Exercise details -
The entries are to be written out again with no differences.

*-*-*

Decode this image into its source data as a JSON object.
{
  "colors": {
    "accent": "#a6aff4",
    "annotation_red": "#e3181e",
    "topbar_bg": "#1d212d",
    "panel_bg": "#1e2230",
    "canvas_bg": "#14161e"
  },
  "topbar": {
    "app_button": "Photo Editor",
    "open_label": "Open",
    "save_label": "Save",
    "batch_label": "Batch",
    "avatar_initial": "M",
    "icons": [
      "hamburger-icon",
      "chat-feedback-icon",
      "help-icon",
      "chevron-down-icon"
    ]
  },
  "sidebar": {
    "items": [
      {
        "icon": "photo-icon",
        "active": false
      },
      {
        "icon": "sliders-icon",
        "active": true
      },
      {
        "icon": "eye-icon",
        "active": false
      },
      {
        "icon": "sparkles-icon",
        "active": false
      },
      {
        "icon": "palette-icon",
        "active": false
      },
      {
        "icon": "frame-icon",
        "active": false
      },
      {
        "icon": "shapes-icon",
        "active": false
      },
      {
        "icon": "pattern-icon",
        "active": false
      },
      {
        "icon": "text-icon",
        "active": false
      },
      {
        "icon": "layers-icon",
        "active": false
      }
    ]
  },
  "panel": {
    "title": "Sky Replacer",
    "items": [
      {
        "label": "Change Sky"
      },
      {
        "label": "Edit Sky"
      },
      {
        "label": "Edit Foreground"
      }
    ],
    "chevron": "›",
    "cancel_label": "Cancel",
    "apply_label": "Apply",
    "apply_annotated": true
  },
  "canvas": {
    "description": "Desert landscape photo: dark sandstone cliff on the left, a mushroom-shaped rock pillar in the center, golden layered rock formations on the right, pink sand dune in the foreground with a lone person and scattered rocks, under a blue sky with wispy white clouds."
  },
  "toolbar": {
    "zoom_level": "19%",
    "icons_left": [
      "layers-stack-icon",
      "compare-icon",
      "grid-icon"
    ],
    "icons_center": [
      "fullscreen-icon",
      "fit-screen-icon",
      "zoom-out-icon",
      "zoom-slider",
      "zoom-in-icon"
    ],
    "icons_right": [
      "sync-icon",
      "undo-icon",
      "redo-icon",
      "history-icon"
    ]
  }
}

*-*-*

Solution to this exercise -
Decode this image into its source data as a JSON object.
{
  "colors": {
    "accent": "#a6aff4",
    "annotation_red": "#e3181e",
    "topbar_bg": "#1d212d",
    "panel_bg": "#1e2230",
    "canvas_bg": "#14161e"
  },
  "topbar": {
    "app_button": "Photo Editor",
    "open_label": "Open",
    "save_label": "Save",
    "batch_label": "Batch",
    "avatar_initial": "M",
    "icons": [
      "hamburger-icon",
      "chat-feedback-icon",
      "help-icon",
      "chevron-down-icon"
    ]
  },
  "sidebar": {
    "items": [
      {
        "icon": "photo-icon",
        "active": false
      },
      {
        "icon": "sliders-icon",
        "active": true
      },
      {
        "icon": "eye-icon",
        "active": false
      },
      {
        "icon": "sparkles-icon",
        "active": false
      },
      {
        "icon": "palette-icon",
        "active": false
      },
      {
        "icon": "frame-icon",
        "active": false
      },
      {
        "icon": "shapes-icon",
        "active": false
      },
      {
        "icon": "pattern-icon",
        "active": false
      },
      {
        "icon": "text-icon",
        "active": false
      },
      {
        "icon": "layers-icon",
        "active": false
      }
    ]
  },
  "panel": {
    "title": "Sky Replacer",
    "items": [
      {
        "label": "Change Sky"
      },
      {
        "label": "Edit Sky"
      },
      {
        "label": "Edit Foreground"
      }
    ],
    "chevron": "›",
    "cancel_label": "Cancel",
    "apply_label": "Apply",
    "apply_annotated": true
  },
  "canvas": {
    "description": "Desert landscape photo: dark sandstone cliff on the left, a mushroom-shaped rock pillar in the center, golden layered rock formations on the right, pink sand dune in the foreground with a lone person and scattered rocks, under a blue sky with wispy white clouds."
  },
  "toolbar": {
    "zoom_level": "19%",
    "icons_left": [
      "layers-stack-icon",
      "compare-icon",
      "grid-icon"
    ],
    "icons_center": [
      "fullscreen-icon",
      "fit-screen-icon",
      "zoom-out-icon",
      "zoom-slider",
      "zoom-in-icon"
    ],
    "icons_right": [
      "sync-icon",
      "undo-icon",
      "redo-icon",
      "history-icon"
    ]
  }
}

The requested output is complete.